- Exercise brief:
I'd ask you to write out the lines below exactly, with no images.

:: Given records

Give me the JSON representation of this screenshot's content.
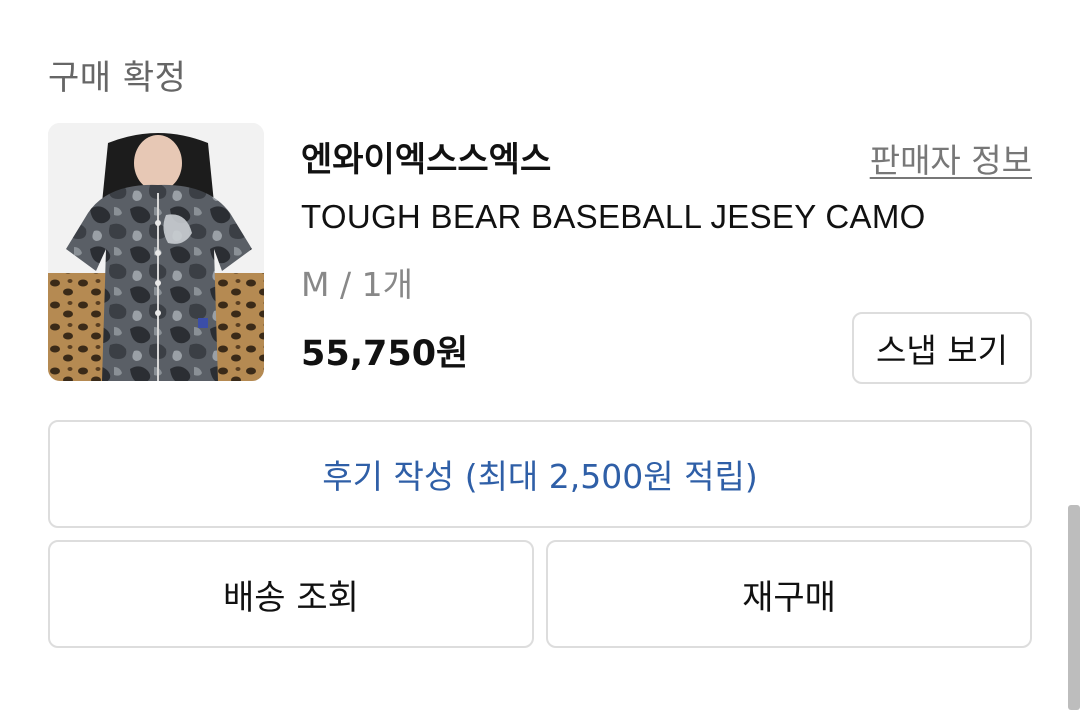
{
  "section": {
    "title": "구매 확정"
  },
  "order": {
    "seller_name": "엔와이엑스스엑스",
    "seller_info_link": "판매자 정보",
    "product_name": "TOUGH BEAR BASEBALL JESEY CAMO",
    "option": "M / 1개",
    "price": "55,750원",
    "snap_button": "스냅 보기"
  },
  "actions": {
    "review_button": "후기 작성 (최대 2,500원 적립)",
    "shipping_button": "배송 조회",
    "rebuy_button": "재구매"
  },
  "colors": {
    "accent": "#2f5fa7",
    "border": "#dddddd",
    "muted_text": "#888888"
  }
}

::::

- Expected answer:
Give me the JSON representation of this screenshot's content.
{
  "section": {
    "title": "구매 확정"
  },
  "order": {
    "seller_name": "엔와이엑스스엑스",
    "seller_info_link": "판매자 정보",
    "product_name": "TOUGH BEAR BASEBALL JESEY CAMO",
    "option": "M / 1개",
    "price": "55,750원",
    "snap_button": "스냅 보기"
  },
  "actions": {
    "review_button": "후기 작성 (최대 2,500원 적립)",
    "shipping_button": "배송 조회",
    "rebuy_button": "재구매"
  },
  "colors": {
    "accent": "#2f5fa7",
    "border": "#dddddd",
    "muted_text": "#888888"
  }
}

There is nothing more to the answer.